Observations: A chance for Rhys Darby's growing fanbase to see the man behind Murray

Click to follow
The Independent Culture

It doesn't seem that long ago since, crammed into one of the smallest, stuffiest rooms of The Pleasance venue in Edinburgh, I watched a slightly nerdy-looking, curly-mopped comedian act out an entire comedy play using mime and sound effects.

Rhys Darby's quirky show, which took an 'A' for effort if nothing else, was also being watched by the then Fringe darlings, and fellow Kiwis, Bret McKenzie and Jemaine Clement, aka musical comedy act Flight of the Conchords. Little did I know then that these men would subsequently fuse to create HBO's cult TV hit of the same name and that Darby would become a darling of the comedy world thanks to his portrayal as the hapless yet lovable fusspot Murray, the Conchords' manager.

Since the series started in 2007, Darby, an ex-soldier, has also found good fortune playing opposite Jim Carrey in Yes Man, enjoying an endorsement from Carrey who likened him to Peter Sellers, and had the dubious honour of being enlisted into Richard Curtis' barmy army for The Boat That Rocked.

His live shows promise a mix of physical comedy, quirky observations and storytelling and an opportunity for Darby's growing fanbase to see the man behind Murray – and to see if it really was more than national pride that saw his stand-up DVD go platinum back home in his native New Zealand.

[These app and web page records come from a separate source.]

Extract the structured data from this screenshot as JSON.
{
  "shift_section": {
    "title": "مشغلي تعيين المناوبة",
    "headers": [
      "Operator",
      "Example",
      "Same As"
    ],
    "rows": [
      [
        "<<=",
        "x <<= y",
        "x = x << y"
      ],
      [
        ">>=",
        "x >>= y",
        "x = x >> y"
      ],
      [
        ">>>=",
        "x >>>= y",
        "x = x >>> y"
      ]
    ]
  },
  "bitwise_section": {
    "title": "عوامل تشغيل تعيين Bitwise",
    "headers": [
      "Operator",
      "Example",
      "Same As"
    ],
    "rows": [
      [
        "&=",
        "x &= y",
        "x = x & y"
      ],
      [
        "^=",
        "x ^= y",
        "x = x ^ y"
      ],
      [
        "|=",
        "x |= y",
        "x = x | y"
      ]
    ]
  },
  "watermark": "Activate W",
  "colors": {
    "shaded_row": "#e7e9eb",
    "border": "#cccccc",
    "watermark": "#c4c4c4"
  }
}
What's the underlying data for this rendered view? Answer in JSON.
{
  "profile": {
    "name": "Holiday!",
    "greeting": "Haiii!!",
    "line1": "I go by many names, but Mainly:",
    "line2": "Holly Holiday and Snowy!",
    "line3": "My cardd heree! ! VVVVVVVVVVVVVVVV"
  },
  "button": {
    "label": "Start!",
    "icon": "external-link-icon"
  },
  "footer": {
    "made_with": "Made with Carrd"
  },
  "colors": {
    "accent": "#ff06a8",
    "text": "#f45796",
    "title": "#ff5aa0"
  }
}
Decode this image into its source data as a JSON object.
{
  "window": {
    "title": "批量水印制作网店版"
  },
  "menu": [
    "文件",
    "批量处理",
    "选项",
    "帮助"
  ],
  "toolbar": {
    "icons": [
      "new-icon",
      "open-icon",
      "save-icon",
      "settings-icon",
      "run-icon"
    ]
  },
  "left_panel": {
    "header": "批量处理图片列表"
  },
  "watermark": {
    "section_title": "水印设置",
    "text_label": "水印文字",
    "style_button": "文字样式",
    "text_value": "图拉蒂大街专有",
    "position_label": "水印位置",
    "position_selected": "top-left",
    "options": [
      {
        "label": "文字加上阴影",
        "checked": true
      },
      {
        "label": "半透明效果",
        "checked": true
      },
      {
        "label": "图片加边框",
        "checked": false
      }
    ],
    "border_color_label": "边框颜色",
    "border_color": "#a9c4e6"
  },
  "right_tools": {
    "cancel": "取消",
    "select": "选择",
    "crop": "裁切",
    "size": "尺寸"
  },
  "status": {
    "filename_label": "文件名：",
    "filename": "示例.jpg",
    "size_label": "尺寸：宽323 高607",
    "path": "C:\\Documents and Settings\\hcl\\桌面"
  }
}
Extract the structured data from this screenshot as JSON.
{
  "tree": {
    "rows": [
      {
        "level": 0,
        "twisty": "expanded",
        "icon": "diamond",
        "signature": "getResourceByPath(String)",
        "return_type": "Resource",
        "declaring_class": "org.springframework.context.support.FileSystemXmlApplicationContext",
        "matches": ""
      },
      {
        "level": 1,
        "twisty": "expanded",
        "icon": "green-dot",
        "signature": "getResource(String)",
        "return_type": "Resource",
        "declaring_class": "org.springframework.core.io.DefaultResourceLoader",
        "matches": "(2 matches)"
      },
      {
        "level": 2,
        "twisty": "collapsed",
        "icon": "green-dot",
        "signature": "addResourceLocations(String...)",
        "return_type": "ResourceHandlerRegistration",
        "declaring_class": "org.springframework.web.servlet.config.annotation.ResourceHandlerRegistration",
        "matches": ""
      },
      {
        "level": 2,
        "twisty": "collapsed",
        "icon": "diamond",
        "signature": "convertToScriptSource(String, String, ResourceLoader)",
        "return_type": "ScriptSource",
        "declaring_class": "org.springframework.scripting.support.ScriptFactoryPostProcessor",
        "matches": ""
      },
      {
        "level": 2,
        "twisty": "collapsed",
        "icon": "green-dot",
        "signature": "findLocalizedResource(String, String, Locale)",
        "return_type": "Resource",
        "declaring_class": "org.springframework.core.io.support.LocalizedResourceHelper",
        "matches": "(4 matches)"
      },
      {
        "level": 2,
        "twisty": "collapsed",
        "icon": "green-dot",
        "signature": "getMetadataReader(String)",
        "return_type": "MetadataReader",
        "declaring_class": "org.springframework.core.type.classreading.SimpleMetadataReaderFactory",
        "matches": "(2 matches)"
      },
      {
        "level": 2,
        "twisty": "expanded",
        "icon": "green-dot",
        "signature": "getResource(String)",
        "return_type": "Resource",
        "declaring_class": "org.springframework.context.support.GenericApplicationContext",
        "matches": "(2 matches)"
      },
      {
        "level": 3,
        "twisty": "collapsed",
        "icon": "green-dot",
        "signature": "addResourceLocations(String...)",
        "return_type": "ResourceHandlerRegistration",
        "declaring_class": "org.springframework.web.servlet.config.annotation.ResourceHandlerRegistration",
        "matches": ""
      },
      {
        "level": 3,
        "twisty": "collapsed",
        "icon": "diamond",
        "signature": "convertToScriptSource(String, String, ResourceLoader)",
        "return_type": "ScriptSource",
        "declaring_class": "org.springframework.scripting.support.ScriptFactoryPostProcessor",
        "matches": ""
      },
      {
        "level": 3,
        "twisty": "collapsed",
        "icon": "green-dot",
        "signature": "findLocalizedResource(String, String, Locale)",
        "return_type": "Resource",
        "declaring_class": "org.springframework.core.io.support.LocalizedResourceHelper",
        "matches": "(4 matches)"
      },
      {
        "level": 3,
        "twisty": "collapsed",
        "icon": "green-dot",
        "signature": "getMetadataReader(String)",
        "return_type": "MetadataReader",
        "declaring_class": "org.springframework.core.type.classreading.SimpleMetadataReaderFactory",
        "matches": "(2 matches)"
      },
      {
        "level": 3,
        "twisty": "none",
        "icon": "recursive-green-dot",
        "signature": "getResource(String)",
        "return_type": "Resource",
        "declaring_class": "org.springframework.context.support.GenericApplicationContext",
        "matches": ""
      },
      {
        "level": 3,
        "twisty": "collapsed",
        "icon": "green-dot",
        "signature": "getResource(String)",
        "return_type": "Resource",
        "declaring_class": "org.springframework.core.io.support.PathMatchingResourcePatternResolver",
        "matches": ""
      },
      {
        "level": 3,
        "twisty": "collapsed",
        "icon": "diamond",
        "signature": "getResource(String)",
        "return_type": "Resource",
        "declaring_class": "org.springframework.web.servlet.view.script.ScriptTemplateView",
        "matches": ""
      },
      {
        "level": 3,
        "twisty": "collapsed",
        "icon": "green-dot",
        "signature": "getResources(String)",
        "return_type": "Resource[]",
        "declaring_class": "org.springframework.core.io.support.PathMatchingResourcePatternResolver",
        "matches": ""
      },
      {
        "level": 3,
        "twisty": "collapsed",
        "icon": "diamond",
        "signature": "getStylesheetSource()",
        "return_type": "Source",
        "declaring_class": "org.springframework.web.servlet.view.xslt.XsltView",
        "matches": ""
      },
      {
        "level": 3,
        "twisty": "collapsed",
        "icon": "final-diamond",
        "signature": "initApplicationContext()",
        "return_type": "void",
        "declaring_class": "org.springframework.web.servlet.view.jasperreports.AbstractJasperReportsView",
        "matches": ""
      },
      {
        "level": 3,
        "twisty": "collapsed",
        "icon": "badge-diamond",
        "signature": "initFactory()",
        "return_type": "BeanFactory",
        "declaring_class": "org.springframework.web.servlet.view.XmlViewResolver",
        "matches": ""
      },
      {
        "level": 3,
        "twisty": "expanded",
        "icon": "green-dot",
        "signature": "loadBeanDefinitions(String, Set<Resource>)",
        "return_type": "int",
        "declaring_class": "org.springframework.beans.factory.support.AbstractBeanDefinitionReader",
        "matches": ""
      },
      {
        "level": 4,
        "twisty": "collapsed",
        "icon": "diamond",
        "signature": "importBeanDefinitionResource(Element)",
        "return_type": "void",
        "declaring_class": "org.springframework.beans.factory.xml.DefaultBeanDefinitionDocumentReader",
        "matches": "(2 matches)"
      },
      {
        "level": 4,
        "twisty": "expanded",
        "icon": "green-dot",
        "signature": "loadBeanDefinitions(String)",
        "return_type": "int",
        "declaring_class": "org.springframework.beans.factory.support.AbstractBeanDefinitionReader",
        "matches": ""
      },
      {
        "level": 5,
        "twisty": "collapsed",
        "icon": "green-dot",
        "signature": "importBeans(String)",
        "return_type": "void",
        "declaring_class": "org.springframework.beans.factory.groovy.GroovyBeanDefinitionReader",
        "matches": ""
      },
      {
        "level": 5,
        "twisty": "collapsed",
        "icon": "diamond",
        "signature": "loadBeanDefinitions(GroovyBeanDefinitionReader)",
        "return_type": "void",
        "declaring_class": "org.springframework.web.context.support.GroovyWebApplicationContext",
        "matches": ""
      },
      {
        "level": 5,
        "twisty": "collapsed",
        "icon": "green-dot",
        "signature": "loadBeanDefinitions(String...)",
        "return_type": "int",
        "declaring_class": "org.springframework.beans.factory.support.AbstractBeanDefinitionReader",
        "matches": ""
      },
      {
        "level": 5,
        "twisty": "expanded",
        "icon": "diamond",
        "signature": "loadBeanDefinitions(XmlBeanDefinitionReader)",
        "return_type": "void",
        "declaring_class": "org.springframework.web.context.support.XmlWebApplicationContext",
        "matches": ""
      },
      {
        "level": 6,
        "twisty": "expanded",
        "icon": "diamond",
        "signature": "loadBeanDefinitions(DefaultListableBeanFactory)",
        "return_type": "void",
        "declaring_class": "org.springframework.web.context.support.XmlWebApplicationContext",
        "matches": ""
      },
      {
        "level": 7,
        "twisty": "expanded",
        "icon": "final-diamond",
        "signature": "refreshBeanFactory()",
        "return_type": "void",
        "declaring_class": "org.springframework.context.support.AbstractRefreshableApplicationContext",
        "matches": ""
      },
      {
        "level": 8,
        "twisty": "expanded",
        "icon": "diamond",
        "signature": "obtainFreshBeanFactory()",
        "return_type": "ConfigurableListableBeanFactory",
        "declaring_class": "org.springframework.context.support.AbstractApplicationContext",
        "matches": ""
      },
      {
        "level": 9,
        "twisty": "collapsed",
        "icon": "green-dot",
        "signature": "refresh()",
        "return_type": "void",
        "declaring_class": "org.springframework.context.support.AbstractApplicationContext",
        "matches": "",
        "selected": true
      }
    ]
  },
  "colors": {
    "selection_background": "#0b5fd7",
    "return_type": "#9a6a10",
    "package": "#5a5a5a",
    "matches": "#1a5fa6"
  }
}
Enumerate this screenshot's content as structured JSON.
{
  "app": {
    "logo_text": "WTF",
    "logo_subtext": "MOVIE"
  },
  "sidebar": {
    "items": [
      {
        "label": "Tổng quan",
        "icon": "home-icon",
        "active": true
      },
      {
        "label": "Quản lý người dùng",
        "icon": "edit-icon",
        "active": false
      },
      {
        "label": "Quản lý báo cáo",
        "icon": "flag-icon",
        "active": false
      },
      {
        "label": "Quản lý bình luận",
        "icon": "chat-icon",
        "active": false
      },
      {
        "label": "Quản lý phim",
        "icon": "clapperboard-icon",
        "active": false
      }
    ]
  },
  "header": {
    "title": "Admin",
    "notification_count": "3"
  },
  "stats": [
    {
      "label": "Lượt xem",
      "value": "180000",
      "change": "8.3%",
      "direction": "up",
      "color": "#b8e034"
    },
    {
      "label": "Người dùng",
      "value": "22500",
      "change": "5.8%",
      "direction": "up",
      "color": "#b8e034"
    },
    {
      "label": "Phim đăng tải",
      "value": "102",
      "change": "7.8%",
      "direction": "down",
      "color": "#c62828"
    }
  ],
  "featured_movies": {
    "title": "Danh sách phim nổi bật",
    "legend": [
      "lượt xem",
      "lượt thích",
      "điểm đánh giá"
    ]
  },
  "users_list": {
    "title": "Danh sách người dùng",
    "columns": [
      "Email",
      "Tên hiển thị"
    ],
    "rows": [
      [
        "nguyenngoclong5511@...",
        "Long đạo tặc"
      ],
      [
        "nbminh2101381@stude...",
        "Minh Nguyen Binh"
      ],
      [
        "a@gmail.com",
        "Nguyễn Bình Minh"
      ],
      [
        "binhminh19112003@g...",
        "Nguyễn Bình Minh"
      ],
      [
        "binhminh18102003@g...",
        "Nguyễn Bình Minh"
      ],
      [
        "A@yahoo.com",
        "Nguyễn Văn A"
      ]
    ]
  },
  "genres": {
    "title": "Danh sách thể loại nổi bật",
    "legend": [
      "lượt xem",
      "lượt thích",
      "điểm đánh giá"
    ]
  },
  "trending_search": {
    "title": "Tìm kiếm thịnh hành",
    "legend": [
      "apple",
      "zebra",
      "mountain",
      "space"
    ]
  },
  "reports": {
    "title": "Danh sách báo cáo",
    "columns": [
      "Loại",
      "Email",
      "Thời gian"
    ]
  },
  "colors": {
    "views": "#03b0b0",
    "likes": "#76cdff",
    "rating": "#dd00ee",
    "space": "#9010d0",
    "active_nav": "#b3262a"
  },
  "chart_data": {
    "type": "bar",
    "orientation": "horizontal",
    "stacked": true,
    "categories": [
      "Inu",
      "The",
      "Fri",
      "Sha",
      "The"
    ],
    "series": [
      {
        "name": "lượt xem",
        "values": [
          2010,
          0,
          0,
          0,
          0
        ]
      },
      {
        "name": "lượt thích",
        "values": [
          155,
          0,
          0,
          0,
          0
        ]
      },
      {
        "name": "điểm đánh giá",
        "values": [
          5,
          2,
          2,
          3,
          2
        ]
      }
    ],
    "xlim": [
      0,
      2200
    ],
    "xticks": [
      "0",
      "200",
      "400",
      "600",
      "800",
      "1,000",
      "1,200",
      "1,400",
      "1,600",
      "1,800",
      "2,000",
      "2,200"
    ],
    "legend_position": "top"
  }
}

Rhys Darby 'Live In London' is at Bloomsbury Theatre, 27, 28, 30, 31 July and 1 August; and at Shepherd's Bush Empire, 29 July. In Edinburgh he plays the Udderbelly from 6 to 15 August at 10pm